As I did with trying to figure out how to get the excess wood off of those sides, I had to think about how to handle this approach. What I decided to do was mark out how far I could use the saw and run it through that length. In hindsight, I believe I could have made things easier on myself and made the grooves a little wider on the top and bottom, but based on how to make frames for photos I only wanted the grooves to be in so much. At first, I decided to take my chisels and try to cut out the grooves on the corners but again found that to be too tedious and open to mistakes. I decided a better approach was to use my Dremel and that made things much easier.

20180908_204459.jpgOnce the grooves were cut I was ready to glue the frame together. I have a jig I built to help with this but when trying to fit this frame into the jig I couldn’t get it to fit. The bottom was too narrow. I had another jig, but that wouldn’t work because the corners needed to be at 45-degree angles. So back to the drawing board I went. I remembered seeing people use tape to put corners together in some videos I had watched so I decided to see how that would work.

In addition to the tape, because I knew it wouldn’t create enough force to keep the corners tight, I had to also find a way to tighten up the frame. I had clamps that fit the width of the frame but not the length. I got creative and used two clamps together to do that. It did take me a little bit to get everything lined up correctly so that the corners were not off at all. Now all I had to do was wait until the glue dried so I could continue to the next step.
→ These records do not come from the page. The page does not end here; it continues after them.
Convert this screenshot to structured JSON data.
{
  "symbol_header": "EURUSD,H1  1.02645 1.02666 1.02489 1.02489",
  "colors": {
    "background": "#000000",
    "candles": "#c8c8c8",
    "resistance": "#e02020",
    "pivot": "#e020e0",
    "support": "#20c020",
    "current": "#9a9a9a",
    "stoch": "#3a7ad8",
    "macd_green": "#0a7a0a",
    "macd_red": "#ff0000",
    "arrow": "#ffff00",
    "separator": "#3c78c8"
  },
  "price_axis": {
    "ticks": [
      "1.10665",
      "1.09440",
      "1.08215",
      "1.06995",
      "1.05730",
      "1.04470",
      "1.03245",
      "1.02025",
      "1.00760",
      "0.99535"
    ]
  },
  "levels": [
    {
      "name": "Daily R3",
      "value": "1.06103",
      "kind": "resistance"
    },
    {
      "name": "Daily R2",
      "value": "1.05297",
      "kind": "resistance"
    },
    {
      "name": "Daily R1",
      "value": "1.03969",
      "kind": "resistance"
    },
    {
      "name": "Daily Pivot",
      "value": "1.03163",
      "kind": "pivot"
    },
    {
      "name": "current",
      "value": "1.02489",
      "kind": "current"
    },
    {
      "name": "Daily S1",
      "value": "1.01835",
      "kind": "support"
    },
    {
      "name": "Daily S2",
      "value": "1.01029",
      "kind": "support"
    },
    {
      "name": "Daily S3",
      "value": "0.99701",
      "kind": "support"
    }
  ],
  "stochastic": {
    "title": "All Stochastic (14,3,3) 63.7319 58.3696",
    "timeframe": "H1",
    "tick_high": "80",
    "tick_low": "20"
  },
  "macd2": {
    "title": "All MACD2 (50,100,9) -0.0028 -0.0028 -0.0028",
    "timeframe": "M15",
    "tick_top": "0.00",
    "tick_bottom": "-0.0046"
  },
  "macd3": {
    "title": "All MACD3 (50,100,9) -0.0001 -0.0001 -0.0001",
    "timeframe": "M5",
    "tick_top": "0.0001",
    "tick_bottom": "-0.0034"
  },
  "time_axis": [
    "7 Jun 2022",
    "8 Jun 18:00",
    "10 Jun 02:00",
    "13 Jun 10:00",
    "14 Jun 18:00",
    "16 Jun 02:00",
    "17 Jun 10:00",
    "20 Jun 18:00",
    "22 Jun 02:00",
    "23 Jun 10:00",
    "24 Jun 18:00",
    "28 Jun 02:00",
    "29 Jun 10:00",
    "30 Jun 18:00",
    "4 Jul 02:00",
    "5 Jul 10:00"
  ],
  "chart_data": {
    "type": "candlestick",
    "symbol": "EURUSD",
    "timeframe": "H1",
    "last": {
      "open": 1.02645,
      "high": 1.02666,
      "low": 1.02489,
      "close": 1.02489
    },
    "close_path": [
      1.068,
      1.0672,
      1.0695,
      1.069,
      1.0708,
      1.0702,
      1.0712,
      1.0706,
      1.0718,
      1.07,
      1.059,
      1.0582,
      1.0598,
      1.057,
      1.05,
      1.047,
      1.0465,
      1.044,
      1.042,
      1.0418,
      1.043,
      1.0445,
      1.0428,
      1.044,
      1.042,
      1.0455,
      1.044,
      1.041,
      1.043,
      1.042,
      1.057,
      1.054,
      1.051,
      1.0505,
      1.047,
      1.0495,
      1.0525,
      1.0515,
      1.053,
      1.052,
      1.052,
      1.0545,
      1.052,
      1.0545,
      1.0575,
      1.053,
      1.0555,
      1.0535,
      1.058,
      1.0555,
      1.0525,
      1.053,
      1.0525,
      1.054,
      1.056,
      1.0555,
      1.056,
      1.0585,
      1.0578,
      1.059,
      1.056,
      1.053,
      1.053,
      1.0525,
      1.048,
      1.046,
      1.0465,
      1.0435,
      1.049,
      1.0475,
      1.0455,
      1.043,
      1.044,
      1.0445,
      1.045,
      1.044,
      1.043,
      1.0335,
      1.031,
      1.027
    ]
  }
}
While waiting I decided the best thing to do for time to pass was to work on another frame. I’ll be posting about that frame in the future as I’m still working on it but I do like the idea I came up with. It worked out nicely because before I knew it, the mirror frame was ready for more shaping. The rest of the project from here was quite easy as it only required putting the splines in and more sanding and shaping. The splines were not as difficult as I was expecting and turned out nice. The frame was made out of pine and I put in oak splines. I like the contrast it gives.

The buyer wanted to finish the frame off himself so this is as far as I had made it. He initially wanted to paint it but after seeing it, and my suggestion, he decided that he will stain it instead. He was very happy with the results and said that I far exceeded his expectations. I have asked for an updated photo of the finished product and he said that he will be happy to show me. I’ll post an update once I receive the finished photo. All in all, I was very happy I took on this project. I learned some new skills and have proven to myself that the frame doesn’t need to be square or rectangle for me to be able to make it. For comparison, here’s a side by side of the photo I was given to the frame I had created.

20180910_064512.jpg

 

This slideshow requires JavaScript.

 

Don’t forget to follow me on Facebook so you don’t miss special promotions or chances to win a custom stained wood frame. JTA Custom Framing

 

Custom Mirror Frame

What do you think?

Fill in your details below or click an icon to log in:

WordPress.com Logo

You are commenting using your WordPress.com account. Log Out /  Change )

Google photo

You are commenting using your Google account. Log Out /  Change )

Twitter picture

You are commenting using your Twitter account. Log Out /  Change )

Facebook photo

You are commenting using your Facebook account. Log Out /  Change )

Connecting to %s